I’m quite a fan of Simon Reeve. He’s evolved from being a sort of back-packing TV reporter into an intelligent and compassionate observer of the world. His programmes are part-light travelogue, part-incisive documentary.
What made his first Greece show so good was his visit to Lesvos. We’ve all seen the news clips of refugees/asylum seekers/economic migrants coming ashore there. But Reeve’s film was different. You got a bit longer to watch one particular boat gradually bobbing along in the water, then coming ashore. Then we see Simon Reeve talking to some of the passengers. The result was very powerful. The film emphasized the vulnerable nature of the boats – so low in the water – and their precarious voyage across such a vast piece of water, for a charge of $1000 per person. Poor old Reevesy broke down in tears as he talked to a Syrian family who came ashore. One man had nothing but the clothes he stood in and a mobile phone. Extraodinarily, there were no officials or police on the shore as the boats came ashore. The refugees/asylum seekers/economic migrants simply came ashore, dumped their lifebelts and started walking to the nearest town to catch a ferry to Athens. And we saw the remarkable juxtaposition of a tourist town on the island – tourists enjoying the tavernas alongside migrants walking with exhaustion to the ferry quay.
It all emphasized to me that the migrant crisis is something we must respond generously to. It’s a moral issue.

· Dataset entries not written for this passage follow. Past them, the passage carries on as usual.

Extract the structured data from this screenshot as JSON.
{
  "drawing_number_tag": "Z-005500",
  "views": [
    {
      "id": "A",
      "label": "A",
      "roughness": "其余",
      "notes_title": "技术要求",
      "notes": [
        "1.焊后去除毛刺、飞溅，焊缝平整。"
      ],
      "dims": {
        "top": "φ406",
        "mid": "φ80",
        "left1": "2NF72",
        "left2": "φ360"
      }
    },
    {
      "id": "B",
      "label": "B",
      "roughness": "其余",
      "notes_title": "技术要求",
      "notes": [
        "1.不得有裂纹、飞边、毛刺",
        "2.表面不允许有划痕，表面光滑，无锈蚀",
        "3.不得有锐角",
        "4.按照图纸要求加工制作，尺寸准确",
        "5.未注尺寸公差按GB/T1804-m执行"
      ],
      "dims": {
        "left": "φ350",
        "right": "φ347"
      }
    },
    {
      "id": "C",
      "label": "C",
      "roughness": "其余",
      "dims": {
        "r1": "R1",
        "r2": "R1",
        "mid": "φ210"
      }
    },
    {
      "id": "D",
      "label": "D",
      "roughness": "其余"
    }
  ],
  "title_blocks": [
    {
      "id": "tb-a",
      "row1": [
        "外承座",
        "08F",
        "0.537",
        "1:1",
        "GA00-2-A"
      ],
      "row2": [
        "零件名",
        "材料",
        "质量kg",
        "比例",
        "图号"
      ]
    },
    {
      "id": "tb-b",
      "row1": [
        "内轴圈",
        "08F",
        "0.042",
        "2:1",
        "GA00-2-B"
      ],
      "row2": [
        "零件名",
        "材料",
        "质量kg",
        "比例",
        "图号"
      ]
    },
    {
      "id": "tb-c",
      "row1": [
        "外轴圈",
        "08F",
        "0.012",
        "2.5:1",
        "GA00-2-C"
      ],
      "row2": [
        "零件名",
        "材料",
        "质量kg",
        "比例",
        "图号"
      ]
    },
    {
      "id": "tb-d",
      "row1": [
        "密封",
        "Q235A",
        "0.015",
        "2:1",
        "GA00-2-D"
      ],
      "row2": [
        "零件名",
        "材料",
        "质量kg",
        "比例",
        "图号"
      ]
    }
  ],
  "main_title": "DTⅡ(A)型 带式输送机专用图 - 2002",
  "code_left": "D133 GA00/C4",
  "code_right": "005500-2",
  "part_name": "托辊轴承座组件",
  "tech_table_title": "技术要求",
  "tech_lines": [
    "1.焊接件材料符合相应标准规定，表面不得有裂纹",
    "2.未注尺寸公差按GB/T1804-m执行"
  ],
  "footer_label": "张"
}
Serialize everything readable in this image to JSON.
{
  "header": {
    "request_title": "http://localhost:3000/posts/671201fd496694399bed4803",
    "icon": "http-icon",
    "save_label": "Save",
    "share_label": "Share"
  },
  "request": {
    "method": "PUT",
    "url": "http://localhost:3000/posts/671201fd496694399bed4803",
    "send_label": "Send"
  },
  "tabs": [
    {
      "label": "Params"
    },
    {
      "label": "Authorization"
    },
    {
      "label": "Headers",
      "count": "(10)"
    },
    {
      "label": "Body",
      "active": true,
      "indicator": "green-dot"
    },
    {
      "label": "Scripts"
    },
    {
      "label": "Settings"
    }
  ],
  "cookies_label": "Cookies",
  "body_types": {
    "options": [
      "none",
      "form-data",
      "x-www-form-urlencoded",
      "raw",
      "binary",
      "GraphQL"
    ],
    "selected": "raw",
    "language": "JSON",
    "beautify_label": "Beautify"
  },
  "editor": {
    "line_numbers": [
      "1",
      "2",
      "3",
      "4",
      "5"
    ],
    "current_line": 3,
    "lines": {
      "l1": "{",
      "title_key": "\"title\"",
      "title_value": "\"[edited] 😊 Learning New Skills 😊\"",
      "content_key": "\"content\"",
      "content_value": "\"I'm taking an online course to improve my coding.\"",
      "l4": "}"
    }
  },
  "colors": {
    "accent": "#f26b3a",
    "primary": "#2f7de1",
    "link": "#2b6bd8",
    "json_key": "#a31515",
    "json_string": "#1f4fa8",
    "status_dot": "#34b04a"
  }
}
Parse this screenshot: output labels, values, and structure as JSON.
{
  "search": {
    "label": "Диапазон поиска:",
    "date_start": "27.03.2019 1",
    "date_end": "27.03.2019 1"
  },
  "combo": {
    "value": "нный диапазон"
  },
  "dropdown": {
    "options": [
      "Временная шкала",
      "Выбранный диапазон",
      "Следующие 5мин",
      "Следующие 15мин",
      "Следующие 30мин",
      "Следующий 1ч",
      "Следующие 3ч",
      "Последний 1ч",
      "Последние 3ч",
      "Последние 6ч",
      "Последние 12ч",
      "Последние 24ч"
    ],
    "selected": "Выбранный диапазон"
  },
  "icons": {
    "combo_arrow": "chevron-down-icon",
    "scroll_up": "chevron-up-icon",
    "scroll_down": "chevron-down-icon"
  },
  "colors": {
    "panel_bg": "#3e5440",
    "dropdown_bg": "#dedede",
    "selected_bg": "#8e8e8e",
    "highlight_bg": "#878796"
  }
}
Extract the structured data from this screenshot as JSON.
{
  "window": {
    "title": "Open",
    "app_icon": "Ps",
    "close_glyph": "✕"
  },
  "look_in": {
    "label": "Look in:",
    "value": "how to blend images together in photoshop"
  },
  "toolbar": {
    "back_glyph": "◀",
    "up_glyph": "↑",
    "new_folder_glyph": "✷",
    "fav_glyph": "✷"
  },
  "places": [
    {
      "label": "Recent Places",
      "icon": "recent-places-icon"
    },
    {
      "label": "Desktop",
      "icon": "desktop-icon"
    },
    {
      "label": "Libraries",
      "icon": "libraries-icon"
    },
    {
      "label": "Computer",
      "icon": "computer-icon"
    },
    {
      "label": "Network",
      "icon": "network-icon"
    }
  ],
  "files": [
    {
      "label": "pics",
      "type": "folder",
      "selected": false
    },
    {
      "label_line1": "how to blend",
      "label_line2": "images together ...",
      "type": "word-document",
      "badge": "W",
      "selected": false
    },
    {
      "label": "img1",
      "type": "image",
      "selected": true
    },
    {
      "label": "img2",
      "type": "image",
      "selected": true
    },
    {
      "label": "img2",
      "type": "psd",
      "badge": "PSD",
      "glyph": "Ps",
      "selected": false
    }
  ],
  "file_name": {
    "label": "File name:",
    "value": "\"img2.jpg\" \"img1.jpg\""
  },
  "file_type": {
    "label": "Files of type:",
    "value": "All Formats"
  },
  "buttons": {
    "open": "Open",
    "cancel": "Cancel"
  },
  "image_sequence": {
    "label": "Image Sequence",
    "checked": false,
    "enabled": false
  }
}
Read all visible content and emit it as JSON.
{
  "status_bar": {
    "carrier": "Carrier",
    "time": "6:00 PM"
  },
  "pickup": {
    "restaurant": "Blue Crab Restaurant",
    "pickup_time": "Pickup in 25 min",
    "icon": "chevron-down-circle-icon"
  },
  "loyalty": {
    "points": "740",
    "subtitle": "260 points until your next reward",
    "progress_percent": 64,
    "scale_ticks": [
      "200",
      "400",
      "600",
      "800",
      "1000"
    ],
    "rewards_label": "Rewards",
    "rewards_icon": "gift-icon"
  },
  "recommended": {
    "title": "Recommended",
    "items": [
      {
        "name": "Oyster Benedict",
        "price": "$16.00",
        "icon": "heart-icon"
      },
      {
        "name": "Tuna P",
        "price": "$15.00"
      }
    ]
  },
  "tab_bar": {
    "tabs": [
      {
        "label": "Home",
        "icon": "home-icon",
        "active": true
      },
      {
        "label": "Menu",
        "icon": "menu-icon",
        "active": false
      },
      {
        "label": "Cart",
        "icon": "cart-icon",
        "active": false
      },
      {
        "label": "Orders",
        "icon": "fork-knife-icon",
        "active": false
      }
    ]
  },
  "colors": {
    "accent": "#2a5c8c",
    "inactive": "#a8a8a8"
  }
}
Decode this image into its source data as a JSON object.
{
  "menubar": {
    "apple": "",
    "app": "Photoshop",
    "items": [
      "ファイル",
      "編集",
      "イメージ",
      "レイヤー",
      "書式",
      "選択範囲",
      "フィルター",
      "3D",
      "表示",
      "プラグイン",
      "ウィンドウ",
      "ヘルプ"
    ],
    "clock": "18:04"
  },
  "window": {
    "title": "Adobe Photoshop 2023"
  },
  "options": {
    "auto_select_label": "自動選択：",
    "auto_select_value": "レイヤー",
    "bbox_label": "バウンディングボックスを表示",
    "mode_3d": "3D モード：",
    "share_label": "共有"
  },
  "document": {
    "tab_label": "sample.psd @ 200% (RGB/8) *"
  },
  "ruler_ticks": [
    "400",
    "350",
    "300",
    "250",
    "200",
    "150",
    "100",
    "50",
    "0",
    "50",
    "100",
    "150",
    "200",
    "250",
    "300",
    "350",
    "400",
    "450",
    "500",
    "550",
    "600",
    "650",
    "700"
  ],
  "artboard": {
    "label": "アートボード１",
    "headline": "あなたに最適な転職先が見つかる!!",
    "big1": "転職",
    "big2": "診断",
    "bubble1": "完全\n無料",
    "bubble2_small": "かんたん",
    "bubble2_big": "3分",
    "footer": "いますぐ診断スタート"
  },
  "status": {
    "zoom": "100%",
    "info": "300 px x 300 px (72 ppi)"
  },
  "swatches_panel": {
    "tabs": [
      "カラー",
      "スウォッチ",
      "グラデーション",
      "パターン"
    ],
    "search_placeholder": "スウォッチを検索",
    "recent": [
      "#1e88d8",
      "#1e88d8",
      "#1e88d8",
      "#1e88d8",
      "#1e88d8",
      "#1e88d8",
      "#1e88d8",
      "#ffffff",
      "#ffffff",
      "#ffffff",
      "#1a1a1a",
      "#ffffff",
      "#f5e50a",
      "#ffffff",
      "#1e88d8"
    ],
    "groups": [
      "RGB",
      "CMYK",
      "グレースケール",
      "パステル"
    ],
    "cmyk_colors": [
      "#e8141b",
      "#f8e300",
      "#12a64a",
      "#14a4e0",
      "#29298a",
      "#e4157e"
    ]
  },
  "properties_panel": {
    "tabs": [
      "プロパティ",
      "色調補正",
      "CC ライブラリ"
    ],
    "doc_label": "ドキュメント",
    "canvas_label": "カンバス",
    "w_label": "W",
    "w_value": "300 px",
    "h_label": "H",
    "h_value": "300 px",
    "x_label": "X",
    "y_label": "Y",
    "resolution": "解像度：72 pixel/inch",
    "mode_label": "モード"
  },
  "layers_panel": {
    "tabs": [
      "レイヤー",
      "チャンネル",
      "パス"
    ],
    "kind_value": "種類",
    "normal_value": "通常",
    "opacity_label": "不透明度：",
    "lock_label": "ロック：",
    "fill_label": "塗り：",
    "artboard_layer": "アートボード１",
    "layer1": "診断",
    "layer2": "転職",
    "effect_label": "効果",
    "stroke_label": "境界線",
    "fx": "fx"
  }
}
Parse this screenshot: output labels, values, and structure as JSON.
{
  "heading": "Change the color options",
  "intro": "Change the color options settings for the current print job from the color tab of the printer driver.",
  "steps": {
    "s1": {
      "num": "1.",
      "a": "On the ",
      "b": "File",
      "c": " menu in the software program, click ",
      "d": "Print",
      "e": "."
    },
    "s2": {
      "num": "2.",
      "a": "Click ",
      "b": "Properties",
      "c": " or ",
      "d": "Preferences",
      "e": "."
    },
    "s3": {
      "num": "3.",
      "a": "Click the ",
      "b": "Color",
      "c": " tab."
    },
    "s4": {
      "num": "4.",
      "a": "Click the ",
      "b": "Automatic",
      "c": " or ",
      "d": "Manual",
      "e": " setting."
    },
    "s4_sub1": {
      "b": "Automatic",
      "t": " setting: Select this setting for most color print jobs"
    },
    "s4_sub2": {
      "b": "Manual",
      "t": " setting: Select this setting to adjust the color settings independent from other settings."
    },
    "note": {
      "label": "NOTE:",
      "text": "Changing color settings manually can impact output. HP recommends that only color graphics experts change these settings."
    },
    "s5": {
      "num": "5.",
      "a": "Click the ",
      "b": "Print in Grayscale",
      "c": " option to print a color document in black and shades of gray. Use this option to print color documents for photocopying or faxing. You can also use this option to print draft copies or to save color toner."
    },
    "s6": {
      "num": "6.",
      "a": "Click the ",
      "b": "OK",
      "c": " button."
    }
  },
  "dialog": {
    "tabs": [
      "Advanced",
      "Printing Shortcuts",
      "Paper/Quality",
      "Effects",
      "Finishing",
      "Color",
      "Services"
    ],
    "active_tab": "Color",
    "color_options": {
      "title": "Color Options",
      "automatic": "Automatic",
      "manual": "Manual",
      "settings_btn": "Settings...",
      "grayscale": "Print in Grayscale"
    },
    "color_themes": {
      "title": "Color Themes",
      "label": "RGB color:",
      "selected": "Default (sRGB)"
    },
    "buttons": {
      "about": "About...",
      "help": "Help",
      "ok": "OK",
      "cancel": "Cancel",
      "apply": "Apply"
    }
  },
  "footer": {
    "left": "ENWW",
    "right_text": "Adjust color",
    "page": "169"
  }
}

There is no room for being mealy-mouthed. Europe must club together to welcome these people.